  • 1 hothouse cucumber
  • 1/3 cup finely sliced red onion
  • 1/2 tsp. kosher salt
  • 1/3 cup sour cream or greek yogurt
  • 3 Tbs. good mayo
  • 1 Tbs. rice vinegar or white wine vinegar
  • 1 clove garlic, minced or pressed
  • 1/2 tsp. sugar
  • 2 Tbs. chopped fresh dill
  • kosher salt and freshly cracked black pepper, to taste
  • 4 skin-on salmon fillets, about 6 oz. each and 1 inch thick
  • olive oil, for greasing the grill

Slice cucumber in half lengthwise and scoop out the seeds with a spoon. Slice cucumber very thin and toss with sliced red onion and 1/2 tsp. kosher salt. Place vegetables into a fine mesh sieve and let drain over a bowl for about 1 hour to draw out some of the water.

To make the dressing, whisk together sour cream, mayo, vinegar, garlic, sugar, and dill. Stir in the cucumbers and red onions and toss until well combined. Add salt and pepper to taste. Chill salad until ready to use.

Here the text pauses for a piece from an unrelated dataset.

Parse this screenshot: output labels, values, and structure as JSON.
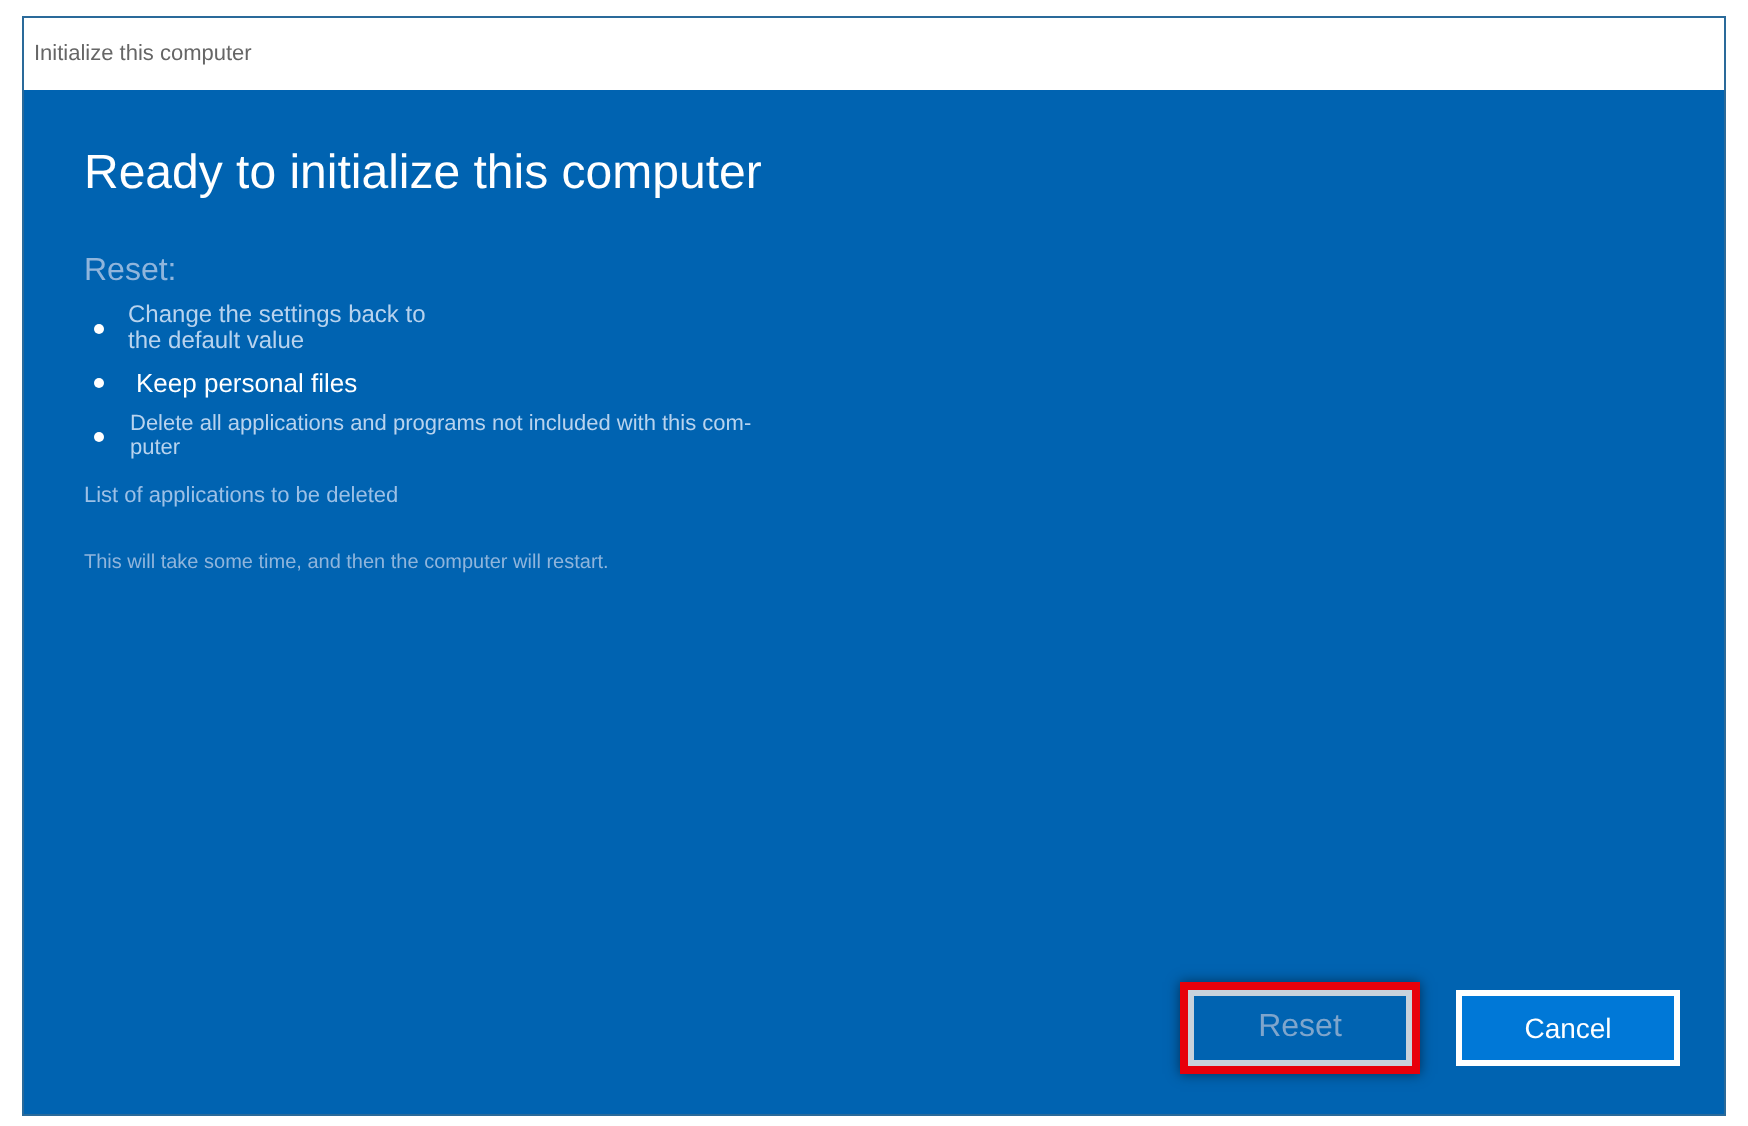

Heat grill over high heat and brush with olive oil. Rub salmon fillets with olive oil and sprinkle liberally with salt and pepper. Grill the salmon, skin side down, for about 4 minutes, or until it gets nice grill lines. Flip and grill for another 2-3 minutes, or until desired doneness.

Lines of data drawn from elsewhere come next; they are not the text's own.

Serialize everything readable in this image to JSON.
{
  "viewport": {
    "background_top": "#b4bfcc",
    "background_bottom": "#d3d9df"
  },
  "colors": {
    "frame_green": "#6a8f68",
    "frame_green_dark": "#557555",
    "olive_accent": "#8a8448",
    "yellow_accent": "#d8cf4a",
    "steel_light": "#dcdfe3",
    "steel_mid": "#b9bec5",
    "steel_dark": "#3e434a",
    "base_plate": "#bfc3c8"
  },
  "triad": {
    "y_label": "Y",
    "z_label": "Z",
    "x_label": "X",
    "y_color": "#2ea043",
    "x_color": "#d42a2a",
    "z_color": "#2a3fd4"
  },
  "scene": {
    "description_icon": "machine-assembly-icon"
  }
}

Remove salmon from grill and carefully peel off the skin, if desired. Serve topped with cucumber salad.

Source: Slightly adapted from Once Upon a Chef.